Action item:
Extract the complete data exactly as given.

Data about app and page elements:
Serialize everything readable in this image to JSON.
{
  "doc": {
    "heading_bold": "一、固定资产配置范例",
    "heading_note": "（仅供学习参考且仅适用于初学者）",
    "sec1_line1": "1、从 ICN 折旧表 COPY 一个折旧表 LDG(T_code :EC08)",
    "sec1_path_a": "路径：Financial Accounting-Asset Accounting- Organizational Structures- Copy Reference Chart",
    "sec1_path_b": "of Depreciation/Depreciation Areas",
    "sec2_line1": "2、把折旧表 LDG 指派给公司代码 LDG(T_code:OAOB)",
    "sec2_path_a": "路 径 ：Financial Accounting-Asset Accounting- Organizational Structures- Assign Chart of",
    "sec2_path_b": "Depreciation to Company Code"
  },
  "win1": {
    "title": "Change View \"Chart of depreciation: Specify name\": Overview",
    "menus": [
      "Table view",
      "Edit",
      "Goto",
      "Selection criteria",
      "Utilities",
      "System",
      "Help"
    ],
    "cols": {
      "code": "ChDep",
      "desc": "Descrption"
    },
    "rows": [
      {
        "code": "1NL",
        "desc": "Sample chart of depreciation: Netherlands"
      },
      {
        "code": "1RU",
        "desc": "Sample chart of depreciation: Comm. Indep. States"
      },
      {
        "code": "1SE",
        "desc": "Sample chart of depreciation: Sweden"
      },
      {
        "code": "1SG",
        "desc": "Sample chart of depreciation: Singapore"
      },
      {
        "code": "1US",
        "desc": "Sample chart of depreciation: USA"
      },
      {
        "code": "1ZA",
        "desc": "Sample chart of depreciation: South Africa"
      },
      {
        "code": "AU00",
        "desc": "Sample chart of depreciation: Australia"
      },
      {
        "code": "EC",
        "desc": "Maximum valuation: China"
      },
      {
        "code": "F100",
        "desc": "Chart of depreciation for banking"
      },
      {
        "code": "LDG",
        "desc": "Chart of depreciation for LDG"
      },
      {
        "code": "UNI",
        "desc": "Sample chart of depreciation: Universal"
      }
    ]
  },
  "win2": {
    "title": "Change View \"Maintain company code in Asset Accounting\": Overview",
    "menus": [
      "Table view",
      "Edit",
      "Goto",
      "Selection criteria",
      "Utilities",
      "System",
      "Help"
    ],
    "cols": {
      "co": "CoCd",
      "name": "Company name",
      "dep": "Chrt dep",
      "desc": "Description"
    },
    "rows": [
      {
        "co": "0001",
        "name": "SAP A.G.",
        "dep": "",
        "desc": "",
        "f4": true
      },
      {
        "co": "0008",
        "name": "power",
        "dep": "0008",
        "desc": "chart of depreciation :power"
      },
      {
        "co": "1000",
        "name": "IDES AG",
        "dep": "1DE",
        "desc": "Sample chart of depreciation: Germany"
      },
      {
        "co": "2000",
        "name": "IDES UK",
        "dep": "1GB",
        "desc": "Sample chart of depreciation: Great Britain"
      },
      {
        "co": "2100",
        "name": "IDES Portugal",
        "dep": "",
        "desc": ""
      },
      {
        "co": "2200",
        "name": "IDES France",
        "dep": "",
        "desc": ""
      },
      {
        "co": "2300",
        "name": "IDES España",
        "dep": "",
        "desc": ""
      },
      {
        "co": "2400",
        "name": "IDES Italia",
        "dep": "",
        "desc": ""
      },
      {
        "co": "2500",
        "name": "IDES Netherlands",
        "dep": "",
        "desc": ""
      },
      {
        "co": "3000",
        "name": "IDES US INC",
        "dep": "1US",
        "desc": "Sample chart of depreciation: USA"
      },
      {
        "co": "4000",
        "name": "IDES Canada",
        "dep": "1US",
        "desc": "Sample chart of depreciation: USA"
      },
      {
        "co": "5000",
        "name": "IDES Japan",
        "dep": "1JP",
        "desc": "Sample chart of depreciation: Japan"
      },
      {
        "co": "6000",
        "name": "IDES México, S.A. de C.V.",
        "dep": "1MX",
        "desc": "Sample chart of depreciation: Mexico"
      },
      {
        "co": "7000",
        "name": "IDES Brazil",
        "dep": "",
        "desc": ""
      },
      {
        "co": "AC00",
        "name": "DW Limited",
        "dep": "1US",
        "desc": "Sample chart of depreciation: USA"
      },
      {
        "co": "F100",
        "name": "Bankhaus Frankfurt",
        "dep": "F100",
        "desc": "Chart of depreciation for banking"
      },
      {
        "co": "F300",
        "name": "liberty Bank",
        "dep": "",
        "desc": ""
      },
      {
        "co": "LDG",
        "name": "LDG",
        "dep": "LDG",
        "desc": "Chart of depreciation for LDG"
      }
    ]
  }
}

Response to this task:
Serialize everything readable in this image to JSON.
{
  "doc": {
    "heading_bold": "一、固定资产配置范例",
    "heading_note": "（仅供学习参考且仅适用于初学者）",
    "sec1_line1": "1、从 ICN 折旧表 COPY 一个折旧表 LDG(T_code :EC08)",
    "sec1_path_a": "路径：Financial Accounting-Asset Accounting- Organizational Structures- Copy Reference Chart",
    "sec1_path_b": "of Depreciation/Depreciation Areas",
    "sec2_line1": "2、把折旧表 LDG 指派给公司代码 LDG(T_code:OAOB)",
    "sec2_path_a": "路 径 ：Financial Accounting-Asset Accounting- Organizational Structures- Assign Chart of",
    "sec2_path_b": "Depreciation to Company Code"
  },
  "win1": {
    "title": "Change View \"Chart of depreciation: Specify name\": Overview",
    "menus": [
      "Table view",
      "Edit",
      "Goto",
      "Selection criteria",
      "Utilities",
      "System",
      "Help"
    ],
    "cols": {
      "code": "ChDep",
      "desc": "Descrption"
    },
    "rows": [
      {
        "code": "1NL",
        "desc": "Sample chart of depreciation: Netherlands"
      },
      {
        "code": "1RU",
        "desc": "Sample chart of depreciation: Comm. Indep. States"
      },
      {
        "code": "1SE",
        "desc": "Sample chart of depreciation: Sweden"
      },
      {
        "code": "1SG",
        "desc": "Sample chart of depreciation: Singapore"
      },
      {
        "code": "1US",
        "desc": "Sample chart of depreciation: USA"
      },
      {
        "code": "1ZA",
        "desc": "Sample chart of depreciation: South Africa"
      },
      {
        "code": "AU00",
        "desc": "Sample chart of depreciation: Australia"
      },
      {
        "code": "EC",
        "desc": "Maximum valuation: China"
      },
      {
        "code": "F100",
        "desc": "Chart of depreciation for banking"
      },
      {
        "code": "LDG",
        "desc": "Chart of depreciation for LDG"
      },
      {
        "code": "UNI",
        "desc": "Sample chart of depreciation: Universal"
      }
    ]
  },
  "win2": {
    "title": "Change View \"Maintain company code in Asset Accounting\": Overview",
    "menus": [
      "Table view",
      "Edit",
      "Goto",
      "Selection criteria",
      "Utilities",
      "System",
      "Help"
    ],
    "cols": {
      "co": "CoCd",
      "name": "Company name",
      "dep": "Chrt dep",
      "desc": "Description"
    },
    "rows": [
      {
        "co": "0001",
        "name": "SAP A.G.",
        "dep": "",
        "desc": "",
        "f4": true
      },
      {
        "co": "0008",
        "name": "power",
        "dep": "0008",
        "desc": "chart of depreciation :power"
      },
      {
        "co": "1000",
        "name": "IDES AG",
        "dep": "1DE",
        "desc": "Sample chart of depreciation: Germany"
      },
      {
        "co": "2000",
        "name": "IDES UK",
        "dep": "1GB",
        "desc": "Sample chart of depreciation: Great Britain"
      },
      {
        "co": "2100",
        "name": "IDES Portugal",
        "dep": "",
        "desc": ""
      },
      {
        "co": "2200",
        "name": "IDES France",
        "dep": "",
        "desc": ""
      },
      {
        "co": "2300",
        "name": "IDES España",
        "dep": "",
        "desc": ""
      },
      {
        "co": "2400",
        "name": "IDES Italia",
        "dep": "",
        "desc": ""
      },
      {
        "co": "2500",
        "name": "IDES Netherlands",
        "dep": "",
        "desc": ""
      },
      {
        "co": "3000",
        "name": "IDES US INC",
        "dep": "1US",
        "desc": "Sample chart of depreciation: USA"
      },
      {
        "co": "4000",
        "name": "IDES Canada",
        "dep": "1US",
        "desc": "Sample chart of depreciation: USA"
      },
      {
        "co": "5000",
        "name": "IDES Japan",
        "dep": "1JP",
        "desc": "Sample chart of depreciation: Japan"
      },
      {
        "co": "6000",
        "name": "IDES México, S.A. de C.V.",
        "dep": "1MX",
        "desc": "Sample chart of depreciation: Mexico"
      },
      {
        "co": "7000",
        "name": "IDES Brazil",
        "dep": "",
        "desc": ""
      },
      {
        "co": "AC00",
        "name": "DW Limited",
        "dep": "1US",
        "desc": "Sample chart of depreciation: USA"
      },
      {
        "co": "F100",
        "name": "Bankhaus Frankfurt",
        "dep": "F100",
        "desc": "Chart of depreciation for banking"
      },
      {
        "co": "F300",
        "name": "liberty Bank",
        "dep": "",
        "desc": ""
      },
      {
        "co": "LDG",
        "name": "LDG",
        "dep": "LDG",
        "desc": "Chart of depreciation for LDG"
      }
    ]
  }
}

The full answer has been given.